During my Chicago trip last year, we had the pleasure of dining at Nico Osteria, voted by Esquire as one of Chicago’s best new restaurants of 2014. S’s sister V is a pastry cook there, so we got a big discount on our meal and a bunch of freebies.
What better way to start off a meal than with warm bread? All the bread is made daily in-house, and the focaccia was amazing. Really, I just wanted to eat another 10 pieces by myself. But I had to remind myself that there was going to be an actual meal coming up and show some self-restraint.
This meal was quite a while ago (yes, I’m a huge procrastinator on writing posts) so I don’t remember all of the details. We started out our meal with some oysters on the half-shell, which were nice and refreshing.
We also got a few crudo dishes – salmon, hamachi, and marlin. I wasn’t super impressed with the fish, since I thought they were sliced a bit too thin. I suppose I was expecting something more like sashimi, but this was different.
We also shared two pastas. Corzetti is a round, flat-shaped pasta, and apparently there are various ways to make it based on family tradition. I really enjoyed the dish, especially the fresh corn in the sauce. The squid ink pasta dish was also quite good, although I liked the squid ink pasta at Eataly more.
We chose two entrées, a pan-seared sea bass and the Nico dry-aged ribeye (it’s dry-aged in-house). We really loved both dishes, especially the seasonal vegetable accompaniments. The fish was tender and flaky, and the beef was juicy and flavorful. However, I still don’t quite “get” dry-aged beef… I’ve had it twice now and don’t taste much difference from regular beef. Perhaps there’s something subtle that I’m missing, or maybe I need to try it some more, but so far, not too impressed with dry-aged.
Our first dessert was an affogato, but with prosecco instead of coffee. V has raved to us about Nico’s house-made gelatos and sorbets, and the two in this affogato – apricot and burnt honey – were absolutely delicious. The apricot was so refreshing, and the burnt honey had a rich, sweet flavor. The prosecco added a slight bitterness that balanced the sweetness of the gelato.
Nico has a seasonal torte, and the summer flavor that we had was lemon. The torte was super moist and filled with a rich and tart lemon curd, and I loved it. The ginger and blueberries also complemented the lemon perfectly.

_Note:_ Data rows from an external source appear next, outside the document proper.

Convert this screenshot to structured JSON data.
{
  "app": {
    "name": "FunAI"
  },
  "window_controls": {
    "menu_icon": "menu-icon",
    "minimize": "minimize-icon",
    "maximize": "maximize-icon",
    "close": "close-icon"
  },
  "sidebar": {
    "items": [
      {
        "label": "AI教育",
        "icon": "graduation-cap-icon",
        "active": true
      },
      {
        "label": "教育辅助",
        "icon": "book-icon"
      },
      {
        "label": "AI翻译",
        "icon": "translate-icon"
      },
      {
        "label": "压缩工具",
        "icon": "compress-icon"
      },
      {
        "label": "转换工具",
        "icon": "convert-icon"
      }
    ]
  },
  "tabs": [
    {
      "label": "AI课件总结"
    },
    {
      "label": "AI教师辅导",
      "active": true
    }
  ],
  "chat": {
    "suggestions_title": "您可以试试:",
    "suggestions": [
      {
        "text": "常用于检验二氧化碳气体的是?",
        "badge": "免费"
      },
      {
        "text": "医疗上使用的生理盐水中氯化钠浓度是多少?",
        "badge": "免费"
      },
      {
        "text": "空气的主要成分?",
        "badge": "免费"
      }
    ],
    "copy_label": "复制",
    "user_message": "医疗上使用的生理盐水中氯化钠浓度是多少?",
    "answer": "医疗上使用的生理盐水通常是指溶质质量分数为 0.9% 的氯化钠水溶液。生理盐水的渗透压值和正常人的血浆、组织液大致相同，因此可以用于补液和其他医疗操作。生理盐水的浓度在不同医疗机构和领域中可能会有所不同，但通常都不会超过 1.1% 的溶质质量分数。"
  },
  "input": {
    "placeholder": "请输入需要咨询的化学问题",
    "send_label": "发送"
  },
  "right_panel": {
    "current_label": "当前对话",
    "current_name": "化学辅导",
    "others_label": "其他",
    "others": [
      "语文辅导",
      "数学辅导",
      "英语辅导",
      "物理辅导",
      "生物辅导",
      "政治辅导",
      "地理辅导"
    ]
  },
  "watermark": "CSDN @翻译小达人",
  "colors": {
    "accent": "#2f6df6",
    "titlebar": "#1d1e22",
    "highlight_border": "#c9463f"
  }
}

Overall, we had a really lovely dinner at Nico Osteria, and I could definitely see why this is became such a popular restaurant so quickly. I would definitely plan for another meal here if I visit Chicago again!
1015 N. Rush St, Chicago, IL 60611